When Taneisha Deans was growing up in Glenville, she thought of an engineer as someone who repaired cars or other large equipment.
But then she became part of Case Western Reserve’s Envoys program, and learned that the discipline included such fields as computer science, chemical engineering and even polymers.
“When I was younger, I didn’t really understand engineering,” she said, “that’s where this program helps out.”
For Deans, Envoys provided more than an introduction to the subject. It led her to a bachelor’s degree in 2012, and, next month, a doctorate in Macromolecular Science and Engineering.
“I had always heard about Case [Western Reserve],” she said. “My dad was always reading the newspaper and got me in the habit. Case [Western Reserve] was always in the news about some grant that [its researchers] received for cutting-edge research.”
Today Deans conducts some of her own cutting-edge research—specifically, finding ways to replace the hazardous materials in flame retardants with ones that are more environmentally friendly.
Administered through the university’s National Science Foundation-funded Center for Layered Polymeric Systems, the Envoys program provides underrepresented minority students from the Cleveland Metropolitan and East Cleveland school districts a chance to participate in intensive research and learn more about STEM (science, technology, engineering and mathematics).
After becoming a student at Case Western Reserve, Deans embraced the opportunity to mentor Envoys participants—just as others had supported her. Her longtime faculty mentor David Schiraldi, for example, was the first to suggest she consider getting a Ph.D.
Schiraldi, the Peter A. Asseff Professor and Chair in the Department of Macromolecular Science, not only reminded her regularly that PhD was well within her reach—he also told her she could become “Dr. Deans”

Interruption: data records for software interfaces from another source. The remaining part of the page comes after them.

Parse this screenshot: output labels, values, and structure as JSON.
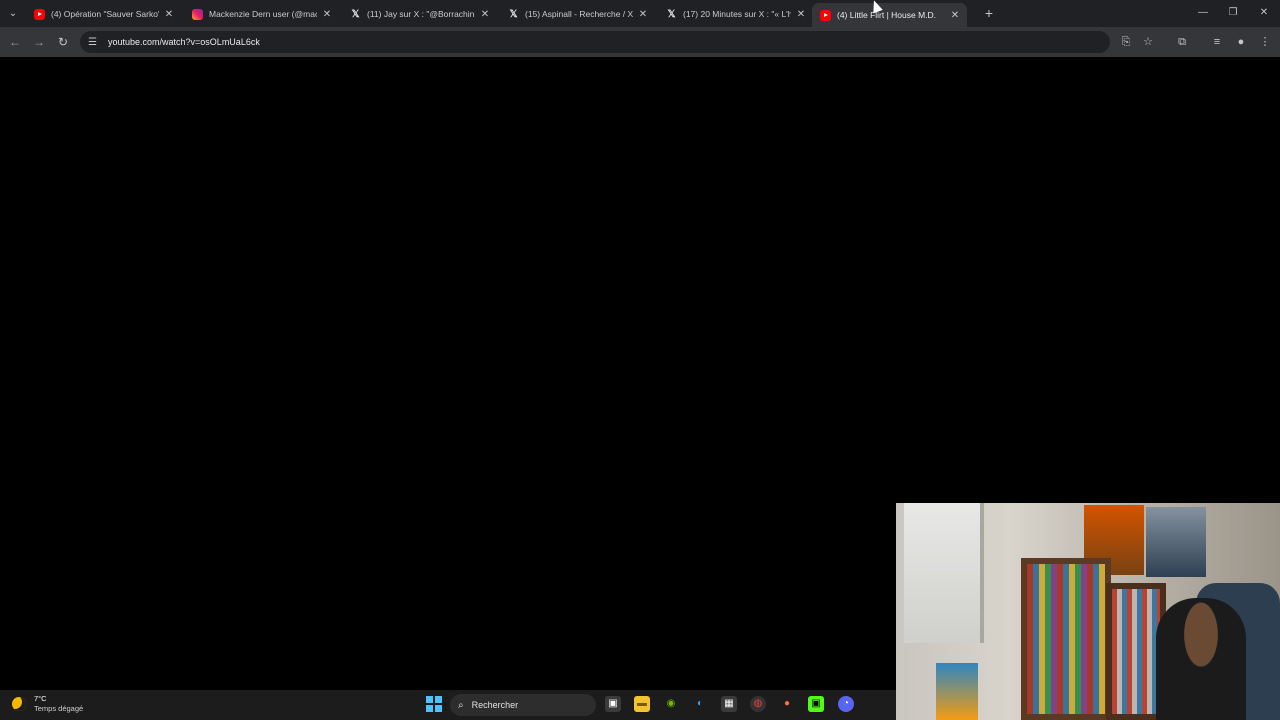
{
  "tabs": [
    {
      "title": "(4) Opération \"Sauver Sarko\", l",
      "icon": "youtube-icon",
      "active": false
    },
    {
      "title": "Mackenzie Dern user (@macke",
      "icon": "instagram-icon",
      "active": false
    },
    {
      "title": "(11) Jay sur X : \"@Borrachinha",
      "icon": "x-icon",
      "active": false
    },
    {
      "title": "(15) Aspinall - Recherche / X",
      "icon": "x-icon",
      "active": false
    },
    {
      "title": "(17) 20 Minutes sur X : \"« L'hu",
      "icon": "x-icon",
      "active": false
    },
    {
      "title": "(4) Little Flirt | House M.D.",
      "icon": "youtube-icon",
      "active": true
    }
  ],
  "address_bar": {
    "url": "youtube.com/watch?v=osOLmUaL6ck"
  },
  "taskbar": {
    "weather_temp": "7°C",
    "weather_cond": "Temps dégagé",
    "search_text": "Rechercher"
  },
  "colors": {
    "accent": "#4cc2ff",
    "chrome_dark": "#202124",
    "chrome_toolbar": "#35363a"
  }
}
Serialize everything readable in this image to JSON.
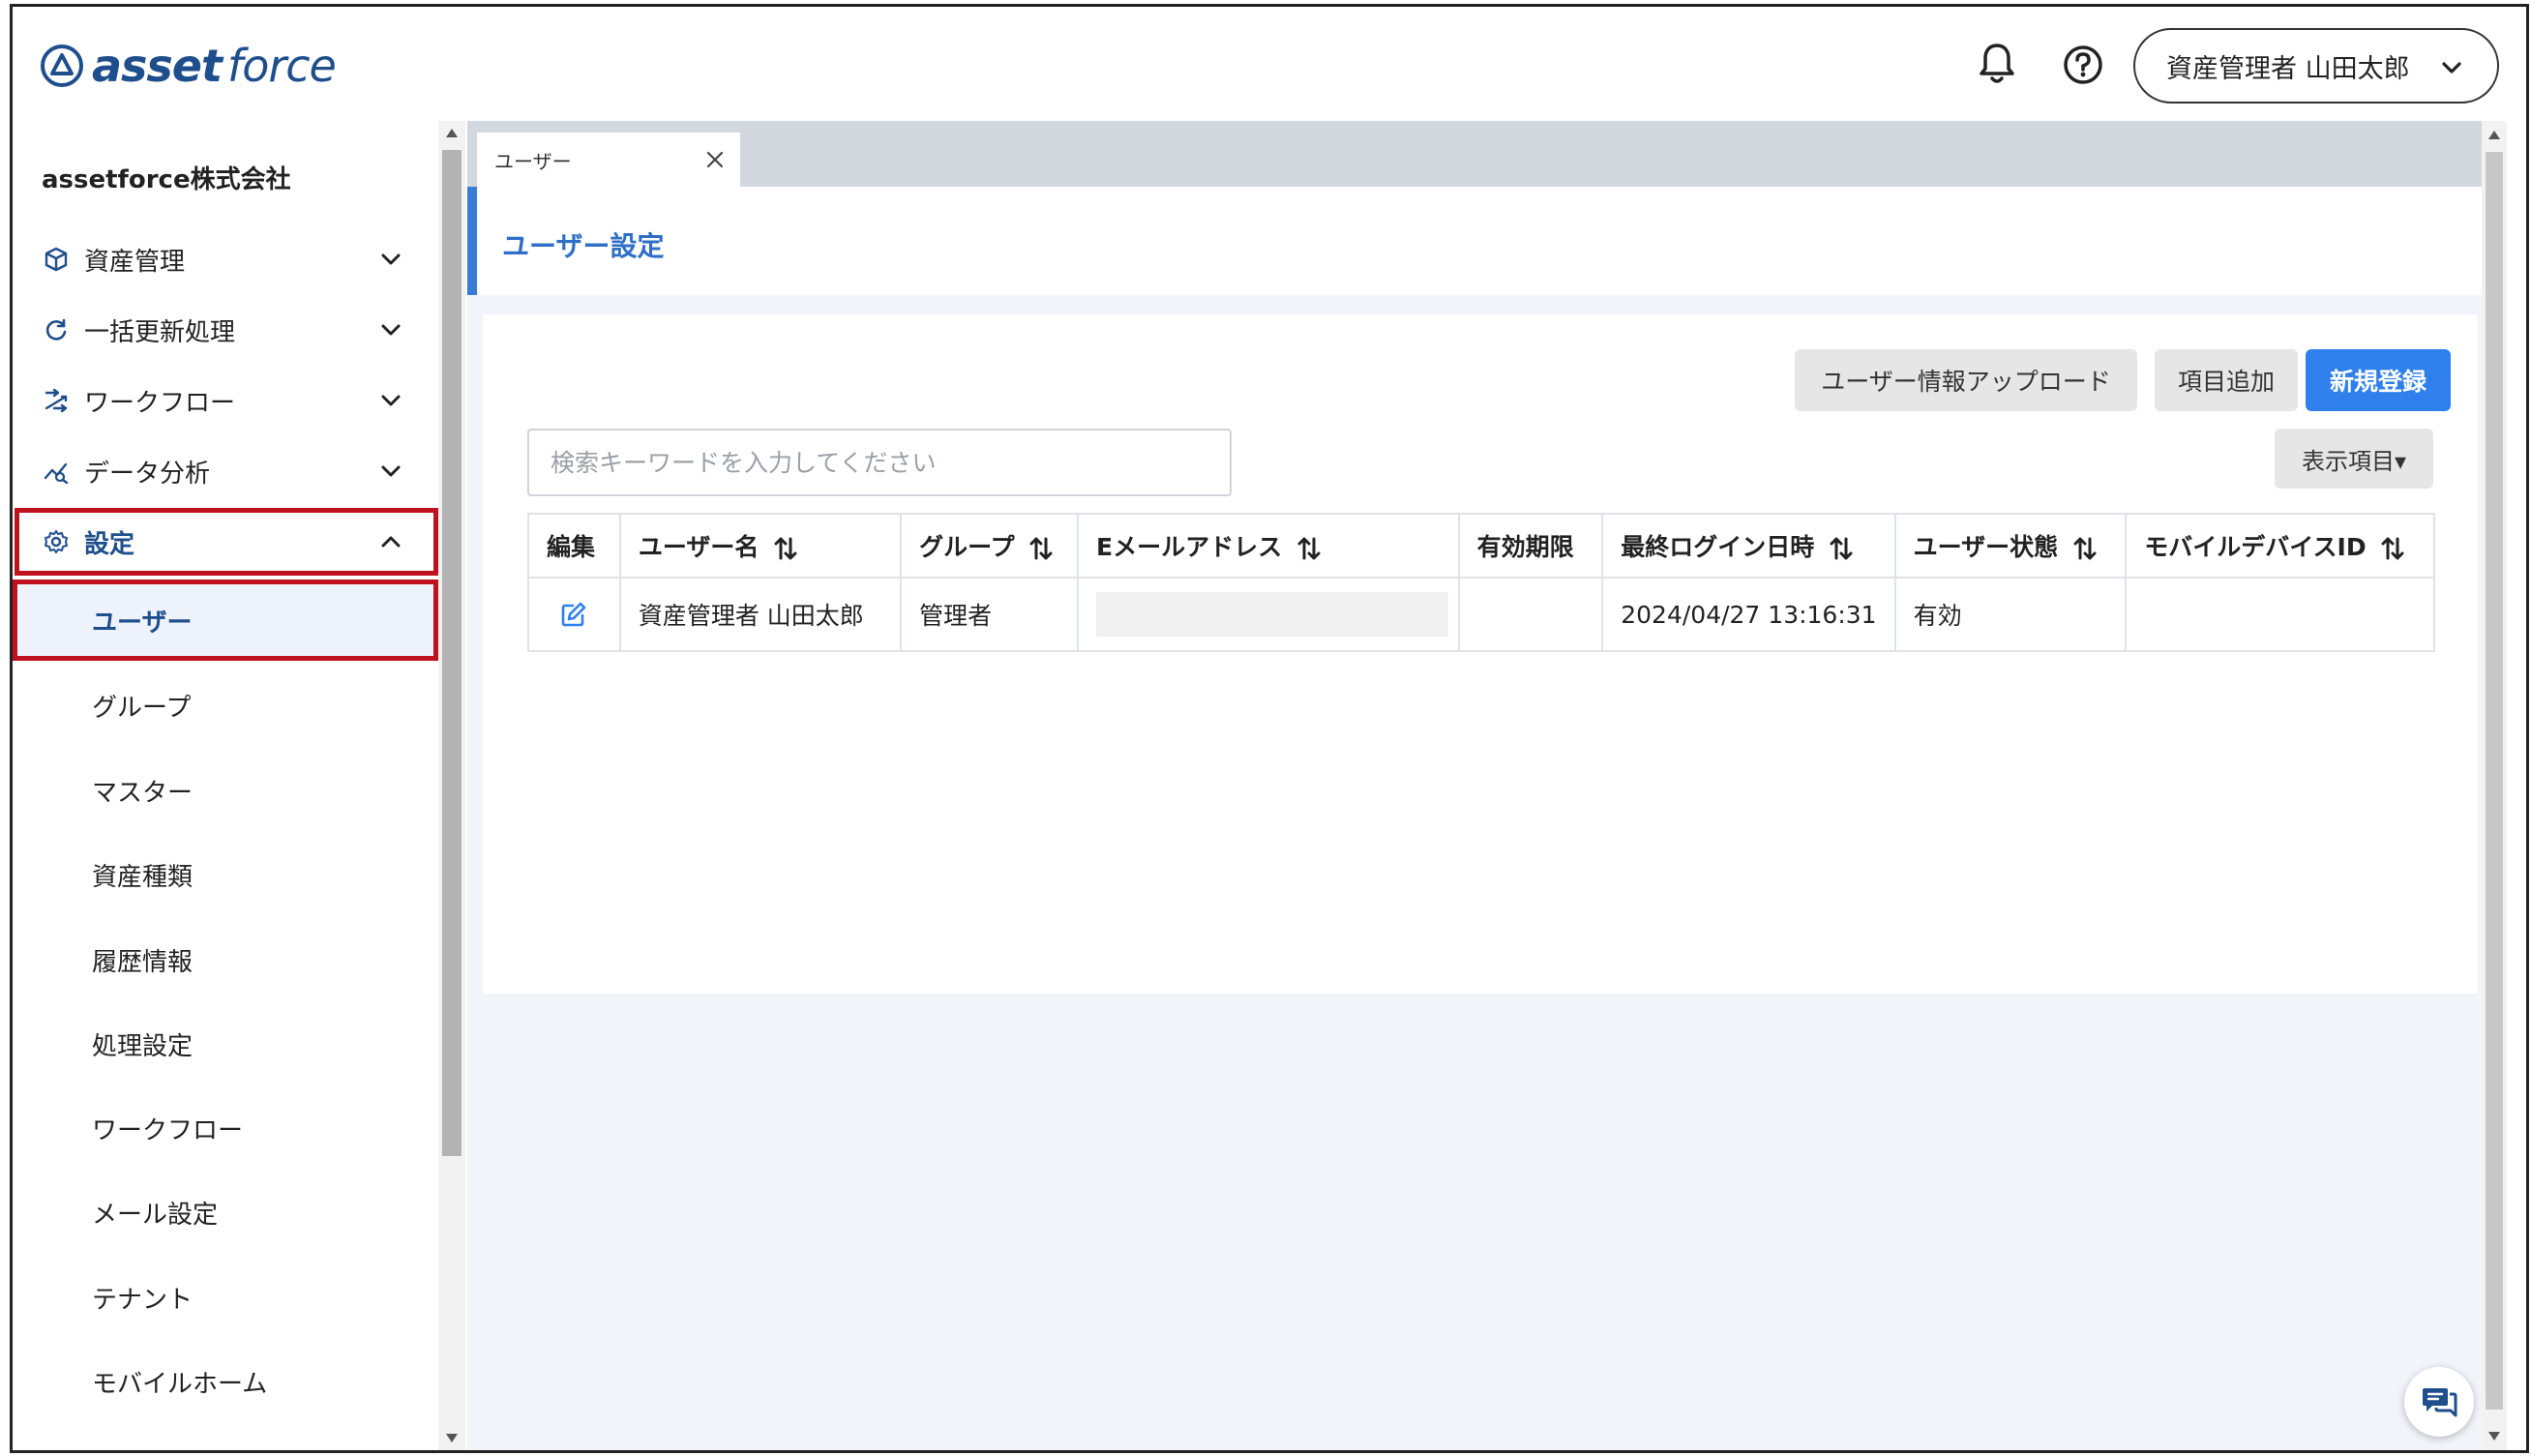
{
  "app": {
    "logo_primary": "asset",
    "logo_secondary": "force"
  },
  "header": {
    "user_label": "資産管理者 山田太郎"
  },
  "sidebar": {
    "company": "assetforce株式会社",
    "nav": [
      {
        "label": "資産管理"
      },
      {
        "label": "一括更新処理"
      },
      {
        "label": "ワークフロー"
      },
      {
        "label": "データ分析"
      },
      {
        "label": "設定"
      }
    ],
    "settings_items": [
      {
        "label": "ユーザー"
      },
      {
        "label": "グループ"
      },
      {
        "label": "マスター"
      },
      {
        "label": "資産種類"
      },
      {
        "label": "履歴情報"
      },
      {
        "label": "処理設定"
      },
      {
        "label": "ワークフロー"
      },
      {
        "label": "メール設定"
      },
      {
        "label": "テナント"
      },
      {
        "label": "モバイルホーム"
      }
    ]
  },
  "tabs": [
    {
      "label": "ユーザー"
    }
  ],
  "page": {
    "title": "ユーザー設定"
  },
  "toolbar": {
    "upload_label": "ユーザー情報アップロード",
    "add_field_label": "項目追加",
    "new_label": "新規登録",
    "display_items_label": "表示項目▾"
  },
  "search": {
    "placeholder": "検索キーワードを入力してください"
  },
  "table": {
    "headers": {
      "edit": "編集",
      "username": "ユーザー名",
      "group": "グループ",
      "email": "Eメールアドレス",
      "expiry": "有効期限",
      "last_login": "最終ログイン日時",
      "status": "ユーザー状態",
      "mobile_id": "モバイルデバイスID"
    },
    "rows": [
      {
        "username": "資産管理者 山田太郎",
        "group": "管理者",
        "email": "",
        "expiry": "",
        "last_login": "2024/04/27 13:16:31",
        "status": "有効",
        "mobile_id": ""
      }
    ]
  },
  "colors": {
    "accent": "#2f80ed",
    "brand": "#1f4e8c",
    "highlight": "#c0121e"
  }
}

Get to know Deans in this week’s five questions.
1. What do you like most about Cleveland?
I like the culture. You can go to the West Side and maybe get some really authentic Mexican food, or to Little Italy for some Italian food. But you can also go to the Cleveland Museum of Art [and] Playhouse Square. There’s just so much you can do to learn about the different cultures here.
2. What’s your favorite social media platform?
Facebook. I love Facebook.
3. What was the most influential class you’ve ever taken?
EMAC 355 [Polymer Analysis Laboratory]. I think it’s because it was a hands-on research class. I learn better by doing research, and it really separates the people who are meant to be scientists and engineers and those who are not.
4. If you could meet any historical figure, who would you pick, and why?
My historical figure would be Dr. Martin Luther King Jr. We actually share the same birthday, so I always thought that was really cool. But the time and turmoil that we’re having right now, where it’s the separation of cultures, it was something that was seen during his time. For him to stand up and be the voice of so many people, and really try to bring us together will always be something that we can live by.
5. What’s your favorite thing about Case Western Reserve?
The [Macromolecular Science and Engineering Department] because it’s a family over there. The students are great, the professors are amazing. Even though they have 80-plus students now, they’ll come up and ask “How’s your research going?” Or I could go and talk to any professor and say, “I’m having such and such problem,” and they’ll make a suggestion and help as much as possible.